Heather Jones: When we last spoke, we discussed your working process leading up to your (at the time) forthcoming exhibition at Galleri Opdahl. I would like to start from that moment if it’s ok with you. Can you describe for us the opening of your solo exhibition at Galleri Opdahl in 2014?
Elin Melberg: The opening at Galleri Opdahl was different compared to my other ones in many ways really. Many of my close friends and family were there, seeing the works for the first time, and as the hanging was very minimalistic, each piece was very direct and vulnerable and filled with the underlying content; me dealing with the recent loss of my father. I had to work with myself big time before the preview, and almost wanted to pull out. It was very challenging to talk with the press about it, as it was so personal and fragile to me, and there were a lot of topics I wanted to avoid. I managed to pull me out of my incredible nerves, but because it was so personal, it was the first time I properly questioned if what I was doing was right. Was it fair towards my mother and sister, my dad’s close friends and relatives? Did I share too much? After debating these questions, I decided it was the right thing to do. This is what I do. It would be wrong not to do it, even though I felt like I lost control of something personal and fragile for a while.
On the opening day, I had gone through all my concerns quite a few times, and I was as ready as could be. I did not want the exhibition to be like a second funeral, but I wanted to express something vulnerable, sad and fragile in a worthy way. The whole theme of the exhibition, although personal, did document a universal topic: the fragility of life and how easily a person can go from having control to losing control.
The opening was like a two hour-long performance; I had to float. With the preview being just after the removal of the Barbara Hepworth-sculpture, there was also a tense feeling in the gallery and between the different groups that visited. In other words, the space was packed with a lot of people filled with strong feelings, and the oily smell from my piece Float/Black fluid made the tension complete.
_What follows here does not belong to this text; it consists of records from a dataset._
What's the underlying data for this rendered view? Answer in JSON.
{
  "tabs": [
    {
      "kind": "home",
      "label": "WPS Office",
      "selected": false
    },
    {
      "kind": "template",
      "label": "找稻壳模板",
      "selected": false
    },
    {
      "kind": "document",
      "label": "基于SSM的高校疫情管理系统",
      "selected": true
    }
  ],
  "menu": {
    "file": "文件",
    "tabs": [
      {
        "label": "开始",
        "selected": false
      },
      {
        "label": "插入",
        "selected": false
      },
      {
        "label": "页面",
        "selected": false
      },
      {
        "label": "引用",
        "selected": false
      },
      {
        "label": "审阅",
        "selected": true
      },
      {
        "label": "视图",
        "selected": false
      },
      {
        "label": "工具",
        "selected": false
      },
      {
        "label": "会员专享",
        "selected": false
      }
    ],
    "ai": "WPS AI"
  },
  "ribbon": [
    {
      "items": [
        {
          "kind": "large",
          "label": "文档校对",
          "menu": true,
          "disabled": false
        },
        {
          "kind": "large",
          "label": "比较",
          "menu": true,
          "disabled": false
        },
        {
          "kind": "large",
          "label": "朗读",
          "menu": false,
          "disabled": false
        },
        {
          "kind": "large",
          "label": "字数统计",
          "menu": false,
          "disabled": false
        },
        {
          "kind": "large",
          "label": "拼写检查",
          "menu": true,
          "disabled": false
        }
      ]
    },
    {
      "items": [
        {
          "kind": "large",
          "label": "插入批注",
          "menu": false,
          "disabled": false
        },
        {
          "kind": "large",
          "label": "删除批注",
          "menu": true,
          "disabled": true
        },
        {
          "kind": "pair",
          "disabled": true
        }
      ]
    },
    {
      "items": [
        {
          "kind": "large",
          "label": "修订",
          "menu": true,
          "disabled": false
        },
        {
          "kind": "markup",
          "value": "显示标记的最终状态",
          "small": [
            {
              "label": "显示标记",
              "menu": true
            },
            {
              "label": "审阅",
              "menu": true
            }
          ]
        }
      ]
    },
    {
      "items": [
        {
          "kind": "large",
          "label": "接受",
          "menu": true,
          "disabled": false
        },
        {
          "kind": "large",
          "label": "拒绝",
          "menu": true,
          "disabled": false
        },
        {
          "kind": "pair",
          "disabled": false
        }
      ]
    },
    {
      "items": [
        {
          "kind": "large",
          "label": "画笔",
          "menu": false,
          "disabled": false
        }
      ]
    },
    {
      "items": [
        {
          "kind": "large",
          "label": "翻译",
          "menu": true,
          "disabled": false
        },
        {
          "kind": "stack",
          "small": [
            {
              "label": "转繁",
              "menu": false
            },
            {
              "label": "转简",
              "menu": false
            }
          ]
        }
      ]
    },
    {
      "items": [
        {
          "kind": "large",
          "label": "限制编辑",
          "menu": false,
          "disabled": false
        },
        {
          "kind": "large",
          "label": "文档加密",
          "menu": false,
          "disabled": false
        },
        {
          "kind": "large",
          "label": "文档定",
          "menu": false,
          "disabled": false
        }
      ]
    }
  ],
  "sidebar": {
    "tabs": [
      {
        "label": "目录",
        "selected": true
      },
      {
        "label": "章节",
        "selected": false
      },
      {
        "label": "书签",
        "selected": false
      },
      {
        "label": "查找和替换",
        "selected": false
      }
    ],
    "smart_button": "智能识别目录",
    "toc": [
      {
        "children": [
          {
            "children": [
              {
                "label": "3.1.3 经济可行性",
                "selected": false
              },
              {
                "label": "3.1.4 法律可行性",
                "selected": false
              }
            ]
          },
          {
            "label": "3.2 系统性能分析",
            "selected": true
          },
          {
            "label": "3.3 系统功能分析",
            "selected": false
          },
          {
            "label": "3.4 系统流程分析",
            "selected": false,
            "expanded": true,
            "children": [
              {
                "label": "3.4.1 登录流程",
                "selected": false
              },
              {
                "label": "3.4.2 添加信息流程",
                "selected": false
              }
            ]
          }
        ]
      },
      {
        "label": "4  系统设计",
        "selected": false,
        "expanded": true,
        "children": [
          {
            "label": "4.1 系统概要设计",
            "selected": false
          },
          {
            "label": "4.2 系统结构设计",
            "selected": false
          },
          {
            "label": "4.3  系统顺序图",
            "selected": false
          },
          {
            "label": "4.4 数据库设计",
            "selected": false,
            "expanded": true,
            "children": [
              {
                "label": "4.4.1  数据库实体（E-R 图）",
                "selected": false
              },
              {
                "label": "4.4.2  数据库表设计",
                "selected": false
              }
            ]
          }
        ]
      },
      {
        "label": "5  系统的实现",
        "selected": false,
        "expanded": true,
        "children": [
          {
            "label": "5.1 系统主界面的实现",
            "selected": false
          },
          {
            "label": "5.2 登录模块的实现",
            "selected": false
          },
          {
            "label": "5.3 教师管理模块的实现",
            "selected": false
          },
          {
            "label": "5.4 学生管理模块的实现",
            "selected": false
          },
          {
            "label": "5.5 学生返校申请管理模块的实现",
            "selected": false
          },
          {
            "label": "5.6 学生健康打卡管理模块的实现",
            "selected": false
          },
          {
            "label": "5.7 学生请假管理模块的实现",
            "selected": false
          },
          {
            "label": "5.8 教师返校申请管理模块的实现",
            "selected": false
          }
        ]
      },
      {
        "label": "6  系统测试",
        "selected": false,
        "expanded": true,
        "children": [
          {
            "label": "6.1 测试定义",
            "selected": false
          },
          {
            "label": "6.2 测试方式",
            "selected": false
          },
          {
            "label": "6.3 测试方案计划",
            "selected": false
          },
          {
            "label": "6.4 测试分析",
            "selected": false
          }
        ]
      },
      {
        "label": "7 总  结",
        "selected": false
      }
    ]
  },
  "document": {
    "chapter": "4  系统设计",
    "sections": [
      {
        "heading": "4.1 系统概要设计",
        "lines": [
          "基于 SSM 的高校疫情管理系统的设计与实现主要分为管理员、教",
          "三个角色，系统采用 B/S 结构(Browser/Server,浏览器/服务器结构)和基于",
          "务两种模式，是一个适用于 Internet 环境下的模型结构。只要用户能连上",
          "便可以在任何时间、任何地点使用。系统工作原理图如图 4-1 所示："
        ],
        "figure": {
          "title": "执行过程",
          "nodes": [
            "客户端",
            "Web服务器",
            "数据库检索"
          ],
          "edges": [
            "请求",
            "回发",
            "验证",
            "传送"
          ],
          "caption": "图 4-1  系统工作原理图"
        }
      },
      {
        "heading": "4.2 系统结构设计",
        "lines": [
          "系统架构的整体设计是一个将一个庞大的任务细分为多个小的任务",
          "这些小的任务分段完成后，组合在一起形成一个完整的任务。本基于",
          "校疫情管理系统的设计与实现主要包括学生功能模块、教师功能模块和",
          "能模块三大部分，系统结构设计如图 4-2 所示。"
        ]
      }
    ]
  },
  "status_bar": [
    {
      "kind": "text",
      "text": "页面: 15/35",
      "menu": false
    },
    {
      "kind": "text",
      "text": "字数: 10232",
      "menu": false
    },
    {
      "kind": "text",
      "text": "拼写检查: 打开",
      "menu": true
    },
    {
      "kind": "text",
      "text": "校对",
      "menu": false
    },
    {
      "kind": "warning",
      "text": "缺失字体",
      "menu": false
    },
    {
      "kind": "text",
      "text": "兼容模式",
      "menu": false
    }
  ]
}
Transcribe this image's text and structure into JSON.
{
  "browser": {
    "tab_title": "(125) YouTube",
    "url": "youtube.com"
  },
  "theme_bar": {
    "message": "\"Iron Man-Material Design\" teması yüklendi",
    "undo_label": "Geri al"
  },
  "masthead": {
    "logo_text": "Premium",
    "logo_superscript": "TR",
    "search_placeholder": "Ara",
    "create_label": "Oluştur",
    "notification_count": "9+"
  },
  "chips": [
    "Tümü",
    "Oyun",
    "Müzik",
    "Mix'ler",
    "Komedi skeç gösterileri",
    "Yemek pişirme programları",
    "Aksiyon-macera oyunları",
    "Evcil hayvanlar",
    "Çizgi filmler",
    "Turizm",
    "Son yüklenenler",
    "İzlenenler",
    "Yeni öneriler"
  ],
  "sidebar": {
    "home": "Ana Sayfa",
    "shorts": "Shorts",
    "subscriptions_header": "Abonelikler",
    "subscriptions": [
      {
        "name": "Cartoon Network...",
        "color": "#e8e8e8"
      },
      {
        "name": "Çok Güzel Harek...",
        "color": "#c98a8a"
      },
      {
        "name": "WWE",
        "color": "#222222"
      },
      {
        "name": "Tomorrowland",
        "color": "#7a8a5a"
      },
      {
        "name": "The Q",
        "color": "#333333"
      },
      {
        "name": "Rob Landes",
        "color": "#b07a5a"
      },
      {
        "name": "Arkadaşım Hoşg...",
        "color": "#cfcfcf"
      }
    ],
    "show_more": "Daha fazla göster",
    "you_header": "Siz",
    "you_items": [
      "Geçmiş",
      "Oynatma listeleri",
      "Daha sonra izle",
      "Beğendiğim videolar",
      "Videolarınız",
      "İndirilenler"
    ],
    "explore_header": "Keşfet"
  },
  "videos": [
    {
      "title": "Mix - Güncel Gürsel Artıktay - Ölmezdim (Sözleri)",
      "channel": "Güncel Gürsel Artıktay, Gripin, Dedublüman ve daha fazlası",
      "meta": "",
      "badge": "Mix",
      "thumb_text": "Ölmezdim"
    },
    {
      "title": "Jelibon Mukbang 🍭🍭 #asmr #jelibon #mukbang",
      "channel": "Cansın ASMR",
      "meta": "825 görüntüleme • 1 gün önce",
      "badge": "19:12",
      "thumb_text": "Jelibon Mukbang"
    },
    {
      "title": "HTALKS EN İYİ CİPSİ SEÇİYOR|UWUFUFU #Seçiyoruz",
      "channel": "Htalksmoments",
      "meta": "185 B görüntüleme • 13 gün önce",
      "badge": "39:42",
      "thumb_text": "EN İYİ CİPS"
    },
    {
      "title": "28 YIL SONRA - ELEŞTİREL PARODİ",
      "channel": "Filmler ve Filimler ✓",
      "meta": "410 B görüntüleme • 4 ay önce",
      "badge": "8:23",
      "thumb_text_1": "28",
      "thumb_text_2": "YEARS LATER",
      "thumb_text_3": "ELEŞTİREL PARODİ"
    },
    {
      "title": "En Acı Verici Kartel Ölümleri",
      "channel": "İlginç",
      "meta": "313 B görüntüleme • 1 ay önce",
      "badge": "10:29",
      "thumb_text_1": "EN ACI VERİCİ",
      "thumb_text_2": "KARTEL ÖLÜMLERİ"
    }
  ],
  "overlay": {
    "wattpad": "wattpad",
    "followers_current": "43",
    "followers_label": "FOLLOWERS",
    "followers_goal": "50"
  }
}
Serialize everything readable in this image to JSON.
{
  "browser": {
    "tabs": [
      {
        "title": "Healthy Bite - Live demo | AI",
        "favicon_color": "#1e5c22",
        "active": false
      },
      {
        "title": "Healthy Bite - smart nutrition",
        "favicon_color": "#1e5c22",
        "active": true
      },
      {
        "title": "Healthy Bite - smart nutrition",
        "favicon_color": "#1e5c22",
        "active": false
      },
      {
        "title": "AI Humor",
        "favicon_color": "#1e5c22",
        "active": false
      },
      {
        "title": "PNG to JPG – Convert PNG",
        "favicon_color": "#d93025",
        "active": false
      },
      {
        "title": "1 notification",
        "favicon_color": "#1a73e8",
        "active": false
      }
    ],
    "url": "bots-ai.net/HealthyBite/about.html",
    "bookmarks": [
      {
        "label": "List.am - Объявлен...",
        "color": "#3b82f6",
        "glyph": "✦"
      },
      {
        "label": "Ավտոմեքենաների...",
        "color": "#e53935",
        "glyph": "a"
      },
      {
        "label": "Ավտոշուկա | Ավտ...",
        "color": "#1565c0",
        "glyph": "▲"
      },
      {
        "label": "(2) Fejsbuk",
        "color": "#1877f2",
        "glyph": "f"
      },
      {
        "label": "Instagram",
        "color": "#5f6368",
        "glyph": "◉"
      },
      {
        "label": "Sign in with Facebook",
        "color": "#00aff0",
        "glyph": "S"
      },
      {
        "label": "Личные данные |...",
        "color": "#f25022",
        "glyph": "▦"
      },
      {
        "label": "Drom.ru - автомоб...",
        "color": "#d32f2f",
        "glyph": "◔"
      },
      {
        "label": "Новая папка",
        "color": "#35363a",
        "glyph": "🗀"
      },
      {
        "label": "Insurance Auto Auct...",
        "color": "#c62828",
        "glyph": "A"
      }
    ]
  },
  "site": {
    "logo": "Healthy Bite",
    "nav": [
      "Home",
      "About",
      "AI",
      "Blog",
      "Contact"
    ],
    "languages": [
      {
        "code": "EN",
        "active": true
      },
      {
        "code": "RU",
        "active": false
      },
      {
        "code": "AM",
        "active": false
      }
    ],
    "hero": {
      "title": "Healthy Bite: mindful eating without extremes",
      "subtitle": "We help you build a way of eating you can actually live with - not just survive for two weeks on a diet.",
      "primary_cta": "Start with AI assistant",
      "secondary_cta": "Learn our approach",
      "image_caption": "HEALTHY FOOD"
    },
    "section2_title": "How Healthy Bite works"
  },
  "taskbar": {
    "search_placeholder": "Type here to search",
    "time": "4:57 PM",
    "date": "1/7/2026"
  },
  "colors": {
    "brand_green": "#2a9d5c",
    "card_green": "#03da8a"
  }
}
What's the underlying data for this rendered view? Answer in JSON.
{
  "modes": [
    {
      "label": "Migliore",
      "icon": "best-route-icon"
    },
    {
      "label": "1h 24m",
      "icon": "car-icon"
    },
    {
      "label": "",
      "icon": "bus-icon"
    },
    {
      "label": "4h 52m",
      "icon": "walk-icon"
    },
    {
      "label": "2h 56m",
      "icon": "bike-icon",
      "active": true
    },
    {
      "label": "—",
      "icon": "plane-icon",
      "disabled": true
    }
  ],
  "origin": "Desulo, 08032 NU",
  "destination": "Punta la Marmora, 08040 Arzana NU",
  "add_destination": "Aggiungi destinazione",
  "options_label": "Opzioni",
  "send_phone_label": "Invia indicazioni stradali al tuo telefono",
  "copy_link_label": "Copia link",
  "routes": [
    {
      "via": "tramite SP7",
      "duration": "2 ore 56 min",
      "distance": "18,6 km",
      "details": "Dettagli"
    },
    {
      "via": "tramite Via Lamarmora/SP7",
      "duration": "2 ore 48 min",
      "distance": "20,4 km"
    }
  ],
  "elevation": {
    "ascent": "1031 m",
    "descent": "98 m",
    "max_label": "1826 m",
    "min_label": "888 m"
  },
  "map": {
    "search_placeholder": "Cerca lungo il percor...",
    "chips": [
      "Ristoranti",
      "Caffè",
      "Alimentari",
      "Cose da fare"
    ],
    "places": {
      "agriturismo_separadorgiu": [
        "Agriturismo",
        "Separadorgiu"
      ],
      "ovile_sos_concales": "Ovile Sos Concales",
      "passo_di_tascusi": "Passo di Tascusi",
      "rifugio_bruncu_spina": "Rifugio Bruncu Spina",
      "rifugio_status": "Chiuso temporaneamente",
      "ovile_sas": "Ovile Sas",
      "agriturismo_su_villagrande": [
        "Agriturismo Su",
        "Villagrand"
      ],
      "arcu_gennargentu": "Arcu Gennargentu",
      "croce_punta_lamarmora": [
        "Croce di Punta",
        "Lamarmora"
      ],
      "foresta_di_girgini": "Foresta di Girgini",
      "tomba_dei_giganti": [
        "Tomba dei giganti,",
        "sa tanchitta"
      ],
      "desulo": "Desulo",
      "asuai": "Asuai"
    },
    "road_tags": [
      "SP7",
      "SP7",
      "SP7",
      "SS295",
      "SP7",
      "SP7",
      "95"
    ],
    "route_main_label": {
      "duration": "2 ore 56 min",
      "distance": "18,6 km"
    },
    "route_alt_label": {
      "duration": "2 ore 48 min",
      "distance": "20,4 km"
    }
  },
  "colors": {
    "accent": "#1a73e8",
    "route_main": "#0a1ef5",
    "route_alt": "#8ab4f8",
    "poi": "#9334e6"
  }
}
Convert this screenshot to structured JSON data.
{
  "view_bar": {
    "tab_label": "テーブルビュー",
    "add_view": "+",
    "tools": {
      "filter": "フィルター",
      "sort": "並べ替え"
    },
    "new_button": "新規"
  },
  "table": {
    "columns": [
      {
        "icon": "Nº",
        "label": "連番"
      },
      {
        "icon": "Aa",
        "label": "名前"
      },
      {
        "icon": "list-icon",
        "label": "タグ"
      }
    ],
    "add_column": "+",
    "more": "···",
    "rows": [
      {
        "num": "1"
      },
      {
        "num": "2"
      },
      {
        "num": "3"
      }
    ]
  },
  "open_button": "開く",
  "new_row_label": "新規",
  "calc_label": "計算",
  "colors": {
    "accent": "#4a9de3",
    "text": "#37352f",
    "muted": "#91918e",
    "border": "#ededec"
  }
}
Overall, I was very happy with the exhibition and how it was received, both from my family and friends, general audience and the reviews. I am glad I went through with it. It taught me a lot, even though it was a very hard thing to do at the time.